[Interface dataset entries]
---+---
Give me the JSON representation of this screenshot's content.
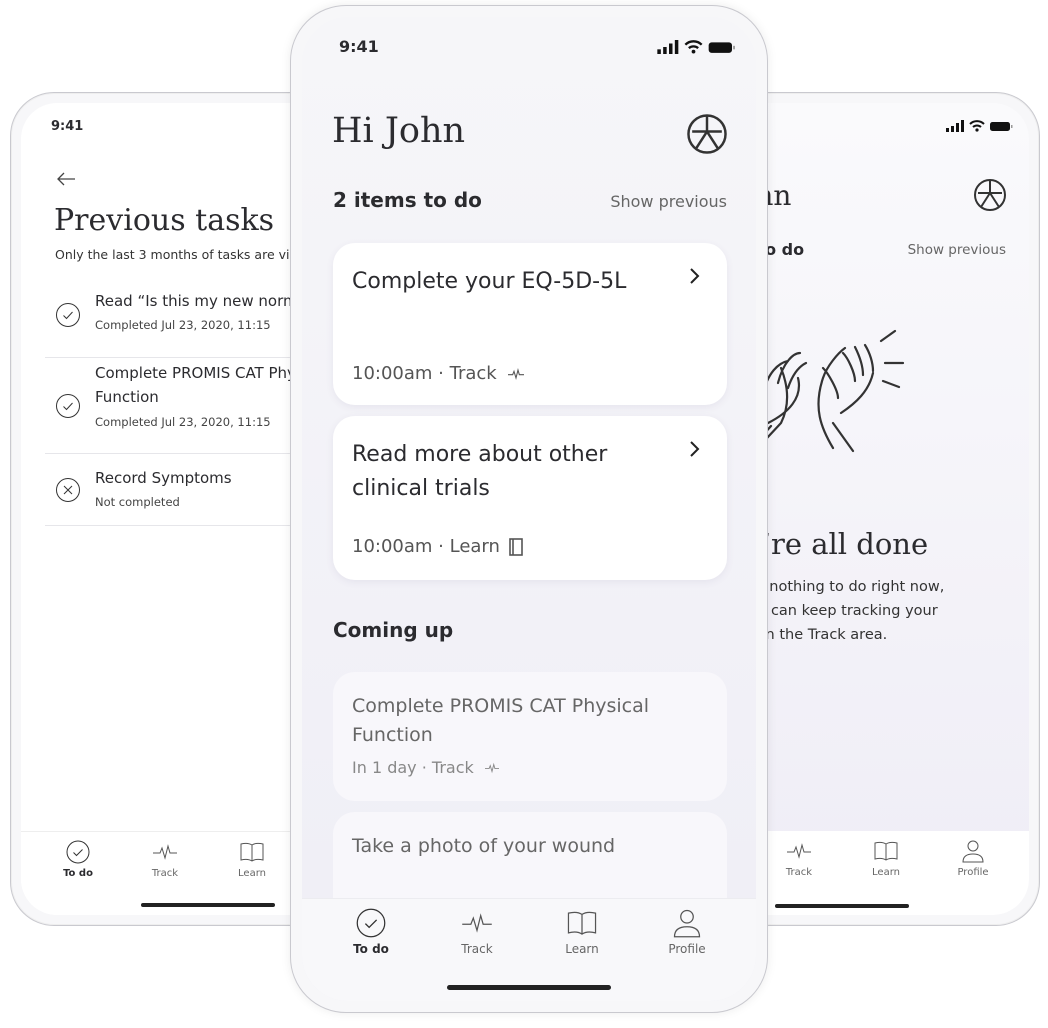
{
  "status_time": "9:41",
  "left_phone": {
    "title": "Previous tasks",
    "subtitle": "Only the last 3 months of tasks are visible",
    "tasks": [
      {
        "title": "Read “Is this my new normal”",
        "status": "Completed Jul 23, 2020, 11:15",
        "icon": "check-circle-icon"
      },
      {
        "title_line1": "Complete PROMIS CAT Physical",
        "title_line2": "Function",
        "status": "Completed Jul 23, 2020, 11:15",
        "icon": "check-circle-icon"
      },
      {
        "title": "Record Symptoms",
        "status": "Not completed",
        "icon": "x-circle-icon"
      }
    ]
  },
  "center_phone": {
    "greeting": "Hi John",
    "todo_header": "2 items to do",
    "show_previous": "Show previous",
    "todo_cards": [
      {
        "title": "Complete your EQ-5D-5L",
        "meta": "10:00am · Track",
        "icon": "pulse-icon"
      },
      {
        "title": "Read more about other clinical trials",
        "meta": "10:00am · Learn",
        "icon": "document-icon"
      }
    ],
    "coming_up_header": "Coming up",
    "coming_up_cards": [
      {
        "title": "Complete PROMIS CAT Physical Function",
        "meta": "In 1 day · Track",
        "icon": "pulse-icon"
      },
      {
        "title": "Take a photo of your wound"
      }
    ]
  },
  "right_phone": {
    "greeting": "Hi John",
    "todo_header": "0 items to do",
    "show_previous": "Show previous",
    "done_title": "You’re all done",
    "done_text": "There’s nothing to do right now, but you can keep tracking your health in the Track area."
  },
  "tabs": {
    "todo": "To do",
    "track": "Track",
    "learn": "Learn",
    "profile": "Profile"
  }
}
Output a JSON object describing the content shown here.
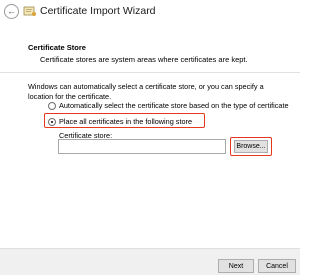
{
  "window": {
    "title": "Certificate Import Wizard",
    "back_icon": "arrow-left-icon",
    "app_icon": "certificate-wizard-icon"
  },
  "header": {
    "section_title": "Certificate Store",
    "section_description": "Certificate stores are system areas where certificates are kept."
  },
  "content": {
    "intro_text": "Windows can automatically select a certificate store, or you can specify a location for the certificate.",
    "options": [
      {
        "label": "Automatically select the certificate store based on the type of certificate",
        "selected": false
      },
      {
        "label": "Place all certificates in the following store",
        "selected": true
      }
    ],
    "store_label": "Certificate store:",
    "store_value": "",
    "browse_label": "Browse..."
  },
  "footer": {
    "next_label": "Next",
    "cancel_label": "Cancel"
  },
  "colors": {
    "highlight": "#e5391e",
    "footer_bg": "#f0f0f0",
    "button_bg": "#e1e1e1"
  }
}
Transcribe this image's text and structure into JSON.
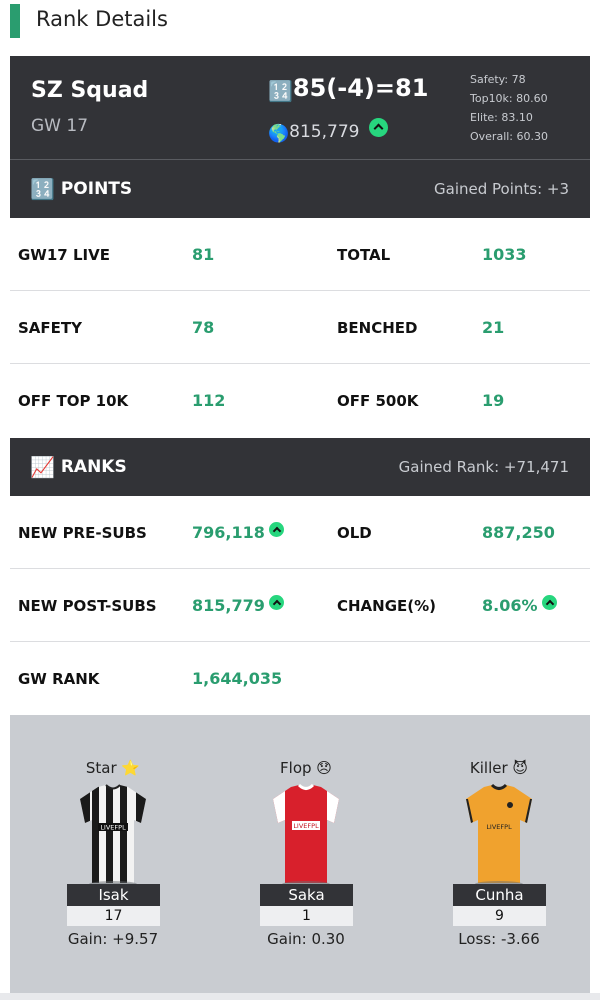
{
  "header": {
    "title": "Rank Details"
  },
  "team": {
    "name": "SZ Squad",
    "gw": "GW 17",
    "rank_emoji": "🔢",
    "rank_formula": "85(-4)=81",
    "globe_emoji": "🌎",
    "overall_rank": "815,779",
    "stats": [
      "Safety: 78",
      "Top10k: 80.60",
      "Elite: 83.10",
      "Overall: 60.30"
    ]
  },
  "points_section": {
    "emoji": "🔢",
    "label": "POINTS",
    "gained": "Gained Points: +3",
    "rows": [
      {
        "l1": "GW17 LIVE",
        "v1": "81",
        "l2": "TOTAL",
        "v2": "1033"
      },
      {
        "l1": "SAFETY",
        "v1": "78",
        "l2": "BENCHED",
        "v2": "21"
      },
      {
        "l1": "OFF TOP 10K",
        "v1": "112",
        "l2": "OFF 500K",
        "v2": "19"
      }
    ]
  },
  "ranks_section": {
    "emoji": "📈",
    "label": "RANKS",
    "gained": "Gained Rank: +71,471",
    "rows": [
      {
        "l1": "NEW PRE-SUBS",
        "v1": "796,118",
        "l2": "OLD",
        "v2": "887,250"
      },
      {
        "l1": "NEW POST-SUBS",
        "v1": "815,779",
        "l2": "CHANGE(%)",
        "v2": "8.06%"
      },
      {
        "l1": "GW RANK",
        "v1": "1,644,035"
      }
    ]
  },
  "players": [
    {
      "title": "Star ⭐",
      "name": "Isak",
      "points": "17",
      "gain": "Gain: +9.57",
      "sponsor": "LIVEFPL"
    },
    {
      "title": "Flop 😞",
      "name": "Saka",
      "points": "1",
      "gain": "Gain: 0.30",
      "sponsor": "LIVEFPL"
    },
    {
      "title": "Killer 😈",
      "name": "Cunha",
      "points": "9",
      "gain": "Loss: -3.66",
      "sponsor": "LIVEFPL"
    }
  ],
  "colors": {
    "accent": "#2a9d6f",
    "banner": "#323337",
    "up_badge": "#27d67e"
  },
  "icons": {
    "trend_up": "chevron-up-circle-icon"
  }
}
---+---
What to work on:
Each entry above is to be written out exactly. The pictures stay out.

Solution for this problem:
Give me the JSON representation of this screenshot's content.
{
  "status_time": "9:41",
  "left_phone": {
    "title": "Previous tasks",
    "subtitle": "Only the last 3 months of tasks are visible",
    "tasks": [
      {
        "title": "Read “Is this my new normal”",
        "status": "Completed Jul 23, 2020, 11:15",
        "icon": "check-circle-icon"
      },
      {
        "title_line1": "Complete PROMIS CAT Physical",
        "title_line2": "Function",
        "status": "Completed Jul 23, 2020, 11:15",
        "icon": "check-circle-icon"
      },
      {
        "title": "Record Symptoms",
        "status": "Not completed",
        "icon": "x-circle-icon"
      }
    ]
  },
  "center_phone": {
    "greeting": "Hi John",
    "todo_header": "2 items to do",
    "show_previous": "Show previous",
    "todo_cards": [
      {
        "title": "Complete your EQ-5D-5L",
        "meta": "10:00am · Track",
        "icon": "pulse-icon"
      },
      {
        "title": "Read more about other clinical trials",
        "meta": "10:00am · Learn",
        "icon": "document-icon"
      }
    ],
    "coming_up_header": "Coming up",
    "coming_up_cards": [
      {
        "title": "Complete PROMIS CAT Physical Function",
        "meta": "In 1 day · Track",
        "icon": "pulse-icon"
      },
      {
        "title": "Take a photo of your wound"
      }
    ]
  },
  "right_phone": {
    "greeting": "Hi John",
    "todo_header": "0 items to do",
    "show_previous": "Show previous",
    "done_title": "You’re all done",
    "done_text": "There’s nothing to do right now, but you can keep tracking your health in the Track area."
  },
  "tabs": {
    "todo": "To do",
    "track": "Track",
    "learn": "Learn",
    "profile": "Profile"
  }
}
Output a JSON object describing the content shown here.
{
  "window": {
    "title": "Certificate Import Wizard",
    "back_icon": "arrow-left-icon",
    "app_icon": "certificate-wizard-icon"
  },
  "header": {
    "section_title": "Certificate Store",
    "section_description": "Certificate stores are system areas where certificates are kept."
  },
  "content": {
    "intro_text": "Windows can automatically select a certificate store, or you can specify a location for the certificate.",
    "options": [
      {
        "label": "Automatically select the certificate store based on the type of certificate",
        "selected": false
      },
      {
        "label": "Place all certificates in the following store",
        "selected": true
      }
    ],
    "store_label": "Certificate store:",
    "store_value": "",
    "browse_label": "Browse..."
  },
  "footer": {
    "next_label": "Next",
    "cancel_label": "Cancel"
  },
  "colors": {
    "highlight": "#e5391e",
    "footer_bg": "#f0f0f0",
    "button_bg": "#e1e1e1"
  }
}
Transcribe this image's text and structure into JSON.
{
  "header": {
    "title": "Rank Details"
  },
  "team": {
    "name": "SZ Squad",
    "gw": "GW 17",
    "rank_emoji": "🔢",
    "rank_formula": "85(-4)=81",
    "globe_emoji": "🌎",
    "overall_rank": "815,779",
    "stats": [
      "Safety: 78",
      "Top10k: 80.60",
      "Elite: 83.10",
      "Overall: 60.30"
    ]
  },
  "points_section": {
    "emoji": "🔢",
    "label": "POINTS",
    "gained": "Gained Points: +3",
    "rows": [
      {
        "l1": "GW17 LIVE",
        "v1": "81",
        "l2": "TOTAL",
        "v2": "1033"
      },
      {
        "l1": "SAFETY",
        "v1": "78",
        "l2": "BENCHED",
        "v2": "21"
      },
      {
        "l1": "OFF TOP 10K",
        "v1": "112",
        "l2": "OFF 500K",
        "v2": "19"
      }
    ]
  },
  "ranks_section": {
    "emoji": "📈",
    "label": "RANKS",
    "gained": "Gained Rank: +71,471",
    "rows": [
      {
        "l1": "NEW PRE-SUBS",
        "v1": "796,118",
        "l2": "OLD",
        "v2": "887,250"
      },
      {
        "l1": "NEW POST-SUBS",
        "v1": "815,779",
        "l2": "CHANGE(%)",
        "v2": "8.06%"
      },
      {
        "l1": "GW RANK",
        "v1": "1,644,035"
      }
    ]
  },
  "players": [
    {
      "title": "Star ⭐",
      "name": "Isak",
      "points": "17",
      "gain": "Gain: +9.57",
      "sponsor": "LIVEFPL"
    },
    {
      "title": "Flop 😞",
      "name": "Saka",
      "points": "1",
      "gain": "Gain: 0.30",
      "sponsor": "LIVEFPL"
    },
    {
      "title": "Killer 😈",
      "name": "Cunha",
      "points": "9",
      "gain": "Loss: -3.66",
      "sponsor": "LIVEFPL"
    }
  ],
  "colors": {
    "accent": "#2a9d6f",
    "banner": "#323337",
    "up_badge": "#27d67e"
  },
  "icons": {
    "trend_up": "chevron-up-circle-icon"
  }
}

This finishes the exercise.